The habitat is envisioned as a very small, pressurized module that is docked around a central node/airlock permitting direct access to the Mars ascent/descent vehicle and Earth entry capsule by the crew. We believe the crew habitat mass can be reduced to only 5-7 mt (for a crew of 4-6), compared to 20-50 mt currently. The total habitat module volume would be on the order of 20 m3, compared to 200 m3 for most current designs.
The interesting thing about that mass-figure is that SpaceX’s Falcon Heavy should be able to throw a capsule of that mass, with sufficient aeroshell for braking and fuel for landing, to Mars. Such a One-Way ride, with 4-6 months of the interplanetary cruise in torpor, would be for colonists only or for cheap crew transport, if a separate return system is available. Call it the Martian “Sleeper-Car (Coach Class)”. If we got serious about colonizing Mars, then it might be a bargain basement approach used by smaller groups wanting to stake their own claim on the Red Planet. Presently the cost would be ~$200 million, factoring in the cost of developing the torpor system, but with a successful fully-reusable version of the Falcon Heavy’s lower stages (the Mars-Injection Stage would be slung into a “never-to-return” trajectory by just doing its job) the cost might drop significantly. Mass-production would allow thousands to launch to Mars, One-way, for perhaps ~$1 M/person.

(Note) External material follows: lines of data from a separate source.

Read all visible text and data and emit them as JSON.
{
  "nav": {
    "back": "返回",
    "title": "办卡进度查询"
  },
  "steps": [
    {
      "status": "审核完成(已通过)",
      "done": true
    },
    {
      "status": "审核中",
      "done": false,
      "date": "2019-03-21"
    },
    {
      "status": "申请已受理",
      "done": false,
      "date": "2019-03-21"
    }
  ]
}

Presently Mars isn’t very hospitable, but with sufficient motivation, we could build a thriving colony in one (or more) of the vast lava tubes that have been revealed via orbital cameras. If C/2013 A1 (Siding Spring) were to smash into a Martian Polar Cap, 19 October 2014, then the release of water vapour and carbon dioxide (presently enclathrated in the Cap or frozen in the soil) might induce a shift to a more clement Mars, as I have blogged previously. We might then find the motivation to fly the “Sleeper-Car” to Mars.